Autoplay: ON Autoplay: OFF
CNET First Look
EmoSpark AI exists to cheer you upWe go hands-on with an AI console that gets hurt feelings when you're mean. It's very early days for the EmoSpark, but this voice-controlled robot raises interesting questions.
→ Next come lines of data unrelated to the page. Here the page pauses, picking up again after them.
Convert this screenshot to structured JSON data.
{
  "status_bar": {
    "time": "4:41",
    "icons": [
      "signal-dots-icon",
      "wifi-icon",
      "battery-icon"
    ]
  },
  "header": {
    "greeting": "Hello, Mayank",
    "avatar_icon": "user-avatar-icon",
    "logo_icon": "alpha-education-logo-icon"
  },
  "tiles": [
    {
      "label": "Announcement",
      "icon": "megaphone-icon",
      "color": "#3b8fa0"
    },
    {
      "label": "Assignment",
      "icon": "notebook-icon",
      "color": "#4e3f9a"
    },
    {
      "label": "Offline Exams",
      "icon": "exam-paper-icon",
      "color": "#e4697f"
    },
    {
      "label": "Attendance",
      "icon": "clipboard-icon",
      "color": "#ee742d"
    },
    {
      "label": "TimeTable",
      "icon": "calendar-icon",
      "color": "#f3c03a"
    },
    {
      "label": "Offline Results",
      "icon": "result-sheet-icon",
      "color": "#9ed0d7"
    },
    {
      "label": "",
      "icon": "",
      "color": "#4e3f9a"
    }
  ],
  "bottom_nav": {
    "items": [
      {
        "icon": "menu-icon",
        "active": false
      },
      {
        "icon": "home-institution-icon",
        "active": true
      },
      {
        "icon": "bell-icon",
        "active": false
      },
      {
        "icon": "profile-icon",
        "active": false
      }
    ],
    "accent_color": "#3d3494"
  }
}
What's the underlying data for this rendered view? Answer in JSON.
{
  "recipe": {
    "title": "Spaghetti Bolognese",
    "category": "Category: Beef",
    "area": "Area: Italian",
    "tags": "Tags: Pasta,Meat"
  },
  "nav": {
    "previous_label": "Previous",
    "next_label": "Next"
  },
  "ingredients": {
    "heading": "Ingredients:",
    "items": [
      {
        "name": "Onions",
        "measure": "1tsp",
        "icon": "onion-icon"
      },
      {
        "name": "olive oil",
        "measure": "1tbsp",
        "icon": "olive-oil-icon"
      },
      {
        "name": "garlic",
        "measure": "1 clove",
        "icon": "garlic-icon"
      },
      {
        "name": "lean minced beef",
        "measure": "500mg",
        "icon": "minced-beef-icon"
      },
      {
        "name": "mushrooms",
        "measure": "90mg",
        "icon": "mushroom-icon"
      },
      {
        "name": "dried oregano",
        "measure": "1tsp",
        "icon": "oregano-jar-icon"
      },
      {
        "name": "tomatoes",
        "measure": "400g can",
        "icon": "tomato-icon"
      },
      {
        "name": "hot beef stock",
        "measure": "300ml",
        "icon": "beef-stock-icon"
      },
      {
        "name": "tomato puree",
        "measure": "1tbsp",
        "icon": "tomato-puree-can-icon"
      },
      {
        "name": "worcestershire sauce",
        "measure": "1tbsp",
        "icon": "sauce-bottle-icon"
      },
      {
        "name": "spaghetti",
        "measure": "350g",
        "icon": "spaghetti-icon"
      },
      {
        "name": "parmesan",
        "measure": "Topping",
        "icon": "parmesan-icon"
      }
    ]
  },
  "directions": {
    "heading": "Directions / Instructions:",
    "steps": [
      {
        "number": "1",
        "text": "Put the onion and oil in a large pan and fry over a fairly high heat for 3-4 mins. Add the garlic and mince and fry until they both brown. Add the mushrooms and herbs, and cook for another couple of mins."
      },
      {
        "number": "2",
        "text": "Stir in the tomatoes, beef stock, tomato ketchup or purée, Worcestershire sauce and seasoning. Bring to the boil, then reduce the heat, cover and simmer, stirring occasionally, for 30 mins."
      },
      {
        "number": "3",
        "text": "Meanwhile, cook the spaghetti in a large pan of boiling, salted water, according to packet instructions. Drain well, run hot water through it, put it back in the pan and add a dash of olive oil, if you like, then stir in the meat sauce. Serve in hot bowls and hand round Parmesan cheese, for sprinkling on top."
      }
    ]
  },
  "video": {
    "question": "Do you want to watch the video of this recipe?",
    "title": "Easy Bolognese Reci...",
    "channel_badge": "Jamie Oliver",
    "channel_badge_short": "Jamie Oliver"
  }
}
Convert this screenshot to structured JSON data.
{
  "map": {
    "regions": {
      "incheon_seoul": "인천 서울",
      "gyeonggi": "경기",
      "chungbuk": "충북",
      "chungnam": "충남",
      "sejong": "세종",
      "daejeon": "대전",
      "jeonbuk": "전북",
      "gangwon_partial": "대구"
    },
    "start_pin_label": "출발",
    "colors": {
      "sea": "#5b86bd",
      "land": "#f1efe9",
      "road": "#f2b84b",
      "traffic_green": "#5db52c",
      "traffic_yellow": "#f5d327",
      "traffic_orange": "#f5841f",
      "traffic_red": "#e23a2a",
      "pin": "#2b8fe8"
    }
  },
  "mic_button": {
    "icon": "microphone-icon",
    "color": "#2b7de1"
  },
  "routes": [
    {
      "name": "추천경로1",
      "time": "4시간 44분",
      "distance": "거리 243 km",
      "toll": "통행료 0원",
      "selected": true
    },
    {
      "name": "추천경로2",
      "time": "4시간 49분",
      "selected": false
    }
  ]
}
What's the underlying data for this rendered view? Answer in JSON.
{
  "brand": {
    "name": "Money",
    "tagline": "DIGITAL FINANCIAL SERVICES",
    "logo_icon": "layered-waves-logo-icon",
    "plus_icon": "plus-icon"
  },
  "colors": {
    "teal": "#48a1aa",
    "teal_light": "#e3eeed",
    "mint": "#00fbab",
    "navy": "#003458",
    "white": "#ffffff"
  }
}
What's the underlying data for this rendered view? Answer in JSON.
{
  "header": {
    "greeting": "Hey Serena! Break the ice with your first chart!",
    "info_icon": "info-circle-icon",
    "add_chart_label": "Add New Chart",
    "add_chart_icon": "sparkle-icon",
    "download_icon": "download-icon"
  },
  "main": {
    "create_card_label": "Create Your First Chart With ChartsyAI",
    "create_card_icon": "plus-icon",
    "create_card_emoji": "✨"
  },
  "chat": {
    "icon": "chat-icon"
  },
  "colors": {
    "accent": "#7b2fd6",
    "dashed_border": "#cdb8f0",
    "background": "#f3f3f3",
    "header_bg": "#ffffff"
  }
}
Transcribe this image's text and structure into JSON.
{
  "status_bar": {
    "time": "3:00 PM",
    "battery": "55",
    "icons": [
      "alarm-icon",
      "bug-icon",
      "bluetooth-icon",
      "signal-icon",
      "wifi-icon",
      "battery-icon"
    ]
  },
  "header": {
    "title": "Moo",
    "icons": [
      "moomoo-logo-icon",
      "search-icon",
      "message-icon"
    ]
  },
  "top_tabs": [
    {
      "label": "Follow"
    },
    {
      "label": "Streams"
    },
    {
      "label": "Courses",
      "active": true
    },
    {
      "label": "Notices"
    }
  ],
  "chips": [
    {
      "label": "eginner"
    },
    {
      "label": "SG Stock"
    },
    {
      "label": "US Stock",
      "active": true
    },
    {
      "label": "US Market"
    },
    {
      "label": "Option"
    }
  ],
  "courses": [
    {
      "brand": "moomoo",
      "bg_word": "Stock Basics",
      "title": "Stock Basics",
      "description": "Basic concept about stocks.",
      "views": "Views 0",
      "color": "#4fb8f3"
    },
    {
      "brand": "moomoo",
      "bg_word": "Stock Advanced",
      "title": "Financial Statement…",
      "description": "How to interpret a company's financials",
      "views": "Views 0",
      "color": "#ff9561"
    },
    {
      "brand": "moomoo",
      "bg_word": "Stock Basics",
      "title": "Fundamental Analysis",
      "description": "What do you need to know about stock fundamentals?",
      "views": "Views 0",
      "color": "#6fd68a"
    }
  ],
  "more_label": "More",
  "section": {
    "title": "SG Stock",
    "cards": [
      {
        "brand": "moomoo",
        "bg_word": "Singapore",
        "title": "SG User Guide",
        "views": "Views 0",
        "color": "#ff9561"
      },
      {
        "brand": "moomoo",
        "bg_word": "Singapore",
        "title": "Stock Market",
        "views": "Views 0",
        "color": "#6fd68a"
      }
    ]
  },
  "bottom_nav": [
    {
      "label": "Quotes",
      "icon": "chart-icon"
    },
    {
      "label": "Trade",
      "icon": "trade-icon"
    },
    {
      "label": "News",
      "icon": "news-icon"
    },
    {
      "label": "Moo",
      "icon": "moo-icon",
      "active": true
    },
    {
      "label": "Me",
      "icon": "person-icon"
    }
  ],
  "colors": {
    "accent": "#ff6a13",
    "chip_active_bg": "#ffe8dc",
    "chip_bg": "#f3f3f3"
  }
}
[MUSIC] Hello tech fans, Luke Westaway here for CNET. We're taking a look at the EmoSPARK A.I. It's an artificial intelligence for your home. Let's investigate. So the EmoSPARK is a crowd funding success story and what it does Plus it basically could be sorted into two separate categories. So on the one hand, it serves practical function. So you can ask this thing to do things like look things up on Wikipedia. It can play music through YouTube. You can ask it the weather. Or it can tell you notifications from Facebook. Control for that all happens through your smart phone. It's got an app with it, and that monitors your facial expressions too so that it knows who it's looking at. Now that's where the second and more interesting part of this product comes in, because this thing monitors your emotions and it knows when you're happy. It also knows when you're unhappy and it will try it's best So this has been described as a learning machine, so it shows you for example a Facebook notification you don't react very well, it might think twice about showing you one in the future. So as well as building up a picture of you over the time you could also be able to build up a picture of the cube. And that's because you can actually influence the cube's mood by how you treat it. If, for example, you're always really, really nice and polite to the cube then it'll feel good and that'll be represented by these emotions that you can see on screen here. If, however, you are mean or say nasty things or just a bit rude, it will react quite badly and over time that will impact how the cube talks to you and how it treats you. So to start with this thing it's more about the practical side, those things about sort of making the cube learn and developing its own emotions are going to be longer than some things, I'm told. But it is quite interesting. If you say something mean to this and you can see the sorts of emotional site for say terror or fear, it's not a great feeling. You kind of want to be nice to this thing So longer term, another use for this could be linking up with home automation [UNKNOWN] by producing tell the cubes to turn your home appliances on and off. Now, it is quite expensive to start with. It's going to cost $325 to just get the cube, or if you pay $420, you can get it with this standalone camera attachment, which could, for example, sits on your mantlepiece and monitor your facial expressions from there So it's clearly very early days for this product. But it's a really interesting idea. And it's worth asking, would you welcome something like this into your home. Let me know and check out cnet.com for more. [MUSIC]